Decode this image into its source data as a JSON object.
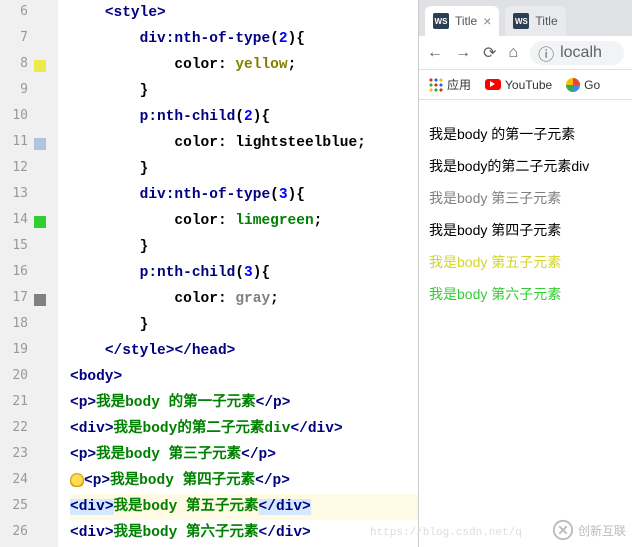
{
  "editor": {
    "line_numbers": [
      "6",
      "7",
      "8",
      "9",
      "10",
      "11",
      "12",
      "13",
      "14",
      "15",
      "16",
      "17",
      "18",
      "19",
      "20",
      "21",
      "22",
      "23",
      "24",
      "25",
      "26"
    ],
    "gutter_marks": [
      {
        "line": "8",
        "color": "#eaea4a"
      },
      {
        "line": "11",
        "color": "#b0c4de"
      },
      {
        "line": "14",
        "color": "#32cd32"
      },
      {
        "line": "17",
        "color": "#808080"
      }
    ],
    "lines": {
      "6": {
        "indent": 2,
        "tokens": [
          {
            "t": "<",
            "c": "tag"
          },
          {
            "t": "style",
            "c": "tag"
          },
          {
            "t": ">",
            "c": "tag"
          }
        ]
      },
      "7": {
        "indent": 4,
        "tokens": [
          {
            "t": "div:nth-of-type",
            "c": "sel"
          },
          {
            "t": "(",
            "c": "punct"
          },
          {
            "t": "2",
            "c": "num"
          },
          {
            "t": ")",
            "c": "punct"
          },
          {
            "t": "{",
            "c": "punct"
          }
        ]
      },
      "8": {
        "indent": 6,
        "tokens": [
          {
            "t": "color",
            "c": "prop"
          },
          {
            "t": ": ",
            "c": "punct"
          },
          {
            "t": "yellow",
            "c": "val-yellow"
          },
          {
            "t": ";",
            "c": "punct"
          }
        ]
      },
      "9": {
        "indent": 4,
        "tokens": [
          {
            "t": "}",
            "c": "punct"
          }
        ]
      },
      "10": {
        "indent": 4,
        "tokens": [
          {
            "t": "p:nth-child",
            "c": "sel"
          },
          {
            "t": "(",
            "c": "punct"
          },
          {
            "t": "2",
            "c": "num"
          },
          {
            "t": ")",
            "c": "punct"
          },
          {
            "t": "{",
            "c": "punct"
          }
        ]
      },
      "11": {
        "indent": 6,
        "tokens": [
          {
            "t": "color",
            "c": "prop"
          },
          {
            "t": ": ",
            "c": "punct"
          },
          {
            "t": "lightsteelblue",
            "c": "val-lsb"
          },
          {
            "t": ";",
            "c": "punct"
          }
        ]
      },
      "12": {
        "indent": 4,
        "tokens": [
          {
            "t": "}",
            "c": "punct"
          }
        ]
      },
      "13": {
        "indent": 4,
        "tokens": [
          {
            "t": "div:nth-of-type",
            "c": "sel"
          },
          {
            "t": "(",
            "c": "punct"
          },
          {
            "t": "3",
            "c": "num"
          },
          {
            "t": ")",
            "c": "punct"
          },
          {
            "t": "{",
            "c": "punct"
          }
        ]
      },
      "14": {
        "indent": 6,
        "tokens": [
          {
            "t": "color",
            "c": "prop"
          },
          {
            "t": ": ",
            "c": "punct"
          },
          {
            "t": "limegreen",
            "c": "val-lime"
          },
          {
            "t": ";",
            "c": "punct"
          }
        ]
      },
      "15": {
        "indent": 4,
        "tokens": [
          {
            "t": "}",
            "c": "punct"
          }
        ]
      },
      "16": {
        "indent": 4,
        "tokens": [
          {
            "t": "p:nth-child",
            "c": "sel"
          },
          {
            "t": "(",
            "c": "punct"
          },
          {
            "t": "3",
            "c": "num"
          },
          {
            "t": ")",
            "c": "punct"
          },
          {
            "t": "{",
            "c": "punct"
          }
        ]
      },
      "17": {
        "indent": 6,
        "tokens": [
          {
            "t": "color",
            "c": "prop"
          },
          {
            "t": ": ",
            "c": "punct"
          },
          {
            "t": "gray",
            "c": "val-gray"
          },
          {
            "t": ";",
            "c": "punct"
          }
        ]
      },
      "18": {
        "indent": 4,
        "tokens": [
          {
            "t": "}",
            "c": "punct"
          }
        ]
      },
      "19": {
        "indent": 2,
        "tokens": [
          {
            "t": "</",
            "c": "tag"
          },
          {
            "t": "style",
            "c": "tag"
          },
          {
            "t": ">",
            "c": "tag"
          },
          {
            "t": "</",
            "c": "tag"
          },
          {
            "t": "head",
            "c": "tag"
          },
          {
            "t": ">",
            "c": "tag"
          }
        ]
      },
      "20": {
        "indent": 0,
        "tokens": [
          {
            "t": "<",
            "c": "tag"
          },
          {
            "t": "body",
            "c": "tag"
          },
          {
            "t": ">",
            "c": "tag"
          }
        ]
      },
      "21": {
        "indent": 0,
        "tokens": [
          {
            "t": "<",
            "c": "tag"
          },
          {
            "t": "p",
            "c": "tag"
          },
          {
            "t": ">",
            "c": "tag"
          },
          {
            "t": "我是body 的第一子元素",
            "c": "str"
          },
          {
            "t": "</",
            "c": "tag"
          },
          {
            "t": "p",
            "c": "tag"
          },
          {
            "t": ">",
            "c": "tag"
          }
        ]
      },
      "22": {
        "indent": 0,
        "tokens": [
          {
            "t": "<",
            "c": "tag"
          },
          {
            "t": "div",
            "c": "tag"
          },
          {
            "t": ">",
            "c": "tag"
          },
          {
            "t": "我是body的第二子元素div",
            "c": "str"
          },
          {
            "t": "</",
            "c": "tag"
          },
          {
            "t": "div",
            "c": "tag"
          },
          {
            "t": ">",
            "c": "tag"
          }
        ]
      },
      "23": {
        "indent": 0,
        "tokens": [
          {
            "t": "<",
            "c": "tag"
          },
          {
            "t": "p",
            "c": "tag"
          },
          {
            "t": ">",
            "c": "tag"
          },
          {
            "t": "我是body 第三子元素",
            "c": "str"
          },
          {
            "t": "</",
            "c": "tag"
          },
          {
            "t": "p",
            "c": "tag"
          },
          {
            "t": ">",
            "c": "tag"
          }
        ]
      },
      "24": {
        "indent": 0,
        "bulb": true,
        "tokens": [
          {
            "t": "<",
            "c": "tag"
          },
          {
            "t": "p",
            "c": "tag"
          },
          {
            "t": ">",
            "c": "tag"
          },
          {
            "t": "我是body 第四子元素",
            "c": "str"
          },
          {
            "t": "</",
            "c": "tag"
          },
          {
            "t": "p",
            "c": "tag"
          },
          {
            "t": ">",
            "c": "tag"
          }
        ]
      },
      "25": {
        "indent": 0,
        "hl": true,
        "tokens": [
          {
            "t": "<",
            "c": "tag hl-tag"
          },
          {
            "t": "div",
            "c": "tag hl-tag"
          },
          {
            "t": ">",
            "c": "tag hl-tag"
          },
          {
            "t": "我是body 第五子元素",
            "c": "str"
          },
          {
            "t": "</",
            "c": "tag hl-tag"
          },
          {
            "t": "div",
            "c": "tag hl-tag"
          },
          {
            "t": ">",
            "c": "tag hl-tag"
          }
        ]
      },
      "26": {
        "indent": 0,
        "tokens": [
          {
            "t": "<",
            "c": "tag"
          },
          {
            "t": "div",
            "c": "tag"
          },
          {
            "t": ">",
            "c": "tag"
          },
          {
            "t": "我是body 第六子元素",
            "c": "str"
          },
          {
            "t": "</",
            "c": "tag"
          },
          {
            "t": "div",
            "c": "tag"
          },
          {
            "t": ">",
            "c": "tag"
          }
        ]
      }
    }
  },
  "browser": {
    "tabs": [
      {
        "icon": "WS",
        "title": "Title",
        "active": true
      },
      {
        "icon": "WS",
        "title": "Title",
        "active": false
      }
    ],
    "navigation": {
      "url_text": "localh"
    },
    "bookmarks": {
      "apps": "应用",
      "youtube": "YouTube",
      "google": "Go"
    },
    "page_lines": [
      {
        "text": "我是body 的第一子元素",
        "color": "#000000"
      },
      {
        "text": "我是body的第二子元素div",
        "color": "#000000"
      },
      {
        "text": "我是body 第三子元素",
        "color": "#808080"
      },
      {
        "text": "我是body 第四子元素",
        "color": "#000000"
      },
      {
        "text": "我是body 第五子元素",
        "color": "#d4d42a"
      },
      {
        "text": "我是body 第六子元素",
        "color": "#32cd32"
      }
    ]
  },
  "watermark": {
    "logo": "创新互联",
    "url": "https://blog.csdn.net/q"
  }
}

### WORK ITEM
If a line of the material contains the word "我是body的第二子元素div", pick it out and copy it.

### TASK RESULT
            "t": "我是body的第二子元素div",
        "text": "我是body的第二子元素div",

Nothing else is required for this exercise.